Work task » From the listing below, return every line with the string "admin" in it.

Information shown »
+ + + + + + +
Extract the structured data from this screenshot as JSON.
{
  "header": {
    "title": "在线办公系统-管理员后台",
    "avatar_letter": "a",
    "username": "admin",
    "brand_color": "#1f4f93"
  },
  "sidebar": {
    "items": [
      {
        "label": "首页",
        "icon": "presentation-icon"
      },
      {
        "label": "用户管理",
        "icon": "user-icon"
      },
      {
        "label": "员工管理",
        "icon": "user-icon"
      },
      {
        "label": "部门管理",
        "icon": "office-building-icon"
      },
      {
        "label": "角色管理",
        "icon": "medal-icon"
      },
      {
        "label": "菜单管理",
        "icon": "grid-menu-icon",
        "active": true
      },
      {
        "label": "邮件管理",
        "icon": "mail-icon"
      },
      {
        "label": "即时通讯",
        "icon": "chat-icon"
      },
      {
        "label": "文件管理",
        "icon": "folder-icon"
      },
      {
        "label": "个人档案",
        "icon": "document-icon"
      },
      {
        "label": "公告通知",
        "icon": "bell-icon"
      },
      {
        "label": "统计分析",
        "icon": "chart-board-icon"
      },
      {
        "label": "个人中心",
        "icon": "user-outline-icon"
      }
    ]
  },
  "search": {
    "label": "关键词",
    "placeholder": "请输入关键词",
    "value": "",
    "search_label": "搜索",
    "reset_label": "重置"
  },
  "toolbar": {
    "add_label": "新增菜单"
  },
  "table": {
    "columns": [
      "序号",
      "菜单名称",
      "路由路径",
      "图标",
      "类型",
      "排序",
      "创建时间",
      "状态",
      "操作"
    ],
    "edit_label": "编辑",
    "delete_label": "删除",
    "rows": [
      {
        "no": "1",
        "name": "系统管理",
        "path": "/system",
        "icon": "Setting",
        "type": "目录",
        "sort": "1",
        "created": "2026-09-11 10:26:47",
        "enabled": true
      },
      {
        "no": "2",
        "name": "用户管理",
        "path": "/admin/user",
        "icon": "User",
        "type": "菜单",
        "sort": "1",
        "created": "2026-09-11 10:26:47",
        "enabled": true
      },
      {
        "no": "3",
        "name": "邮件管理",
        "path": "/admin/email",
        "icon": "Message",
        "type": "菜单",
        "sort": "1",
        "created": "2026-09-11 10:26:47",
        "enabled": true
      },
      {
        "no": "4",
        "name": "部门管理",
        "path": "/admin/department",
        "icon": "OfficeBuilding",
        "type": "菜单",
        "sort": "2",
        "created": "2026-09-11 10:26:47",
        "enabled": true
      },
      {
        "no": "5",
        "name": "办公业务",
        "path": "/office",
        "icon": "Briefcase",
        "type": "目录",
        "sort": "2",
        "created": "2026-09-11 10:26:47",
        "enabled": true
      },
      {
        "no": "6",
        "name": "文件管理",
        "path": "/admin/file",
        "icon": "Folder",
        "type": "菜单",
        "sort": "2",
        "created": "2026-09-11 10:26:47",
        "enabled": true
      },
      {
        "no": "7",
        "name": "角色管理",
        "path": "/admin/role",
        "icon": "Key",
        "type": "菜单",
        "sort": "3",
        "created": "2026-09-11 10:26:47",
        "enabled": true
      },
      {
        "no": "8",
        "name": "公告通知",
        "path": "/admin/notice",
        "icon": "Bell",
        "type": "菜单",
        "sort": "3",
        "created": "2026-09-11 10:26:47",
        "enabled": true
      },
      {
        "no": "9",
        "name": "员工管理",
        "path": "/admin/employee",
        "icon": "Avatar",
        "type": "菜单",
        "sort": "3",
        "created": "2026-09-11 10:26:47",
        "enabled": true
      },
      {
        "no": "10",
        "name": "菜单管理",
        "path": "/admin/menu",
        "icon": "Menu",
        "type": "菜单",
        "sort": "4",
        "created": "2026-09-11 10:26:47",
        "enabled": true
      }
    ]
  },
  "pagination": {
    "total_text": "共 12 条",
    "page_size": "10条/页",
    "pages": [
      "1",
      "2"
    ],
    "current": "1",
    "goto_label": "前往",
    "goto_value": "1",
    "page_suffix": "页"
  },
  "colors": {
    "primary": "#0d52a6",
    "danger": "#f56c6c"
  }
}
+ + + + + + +
Response area »
    "username": "admin",
        "path": "/admin/user",
        "path": "/admin/email",
        "path": "/admin/department",
        "path": "/admin/file",
        "path": "/admin/role",
        "path": "/admin/notice",
        "path": "/admin/employee",
        "path": "/admin/menu",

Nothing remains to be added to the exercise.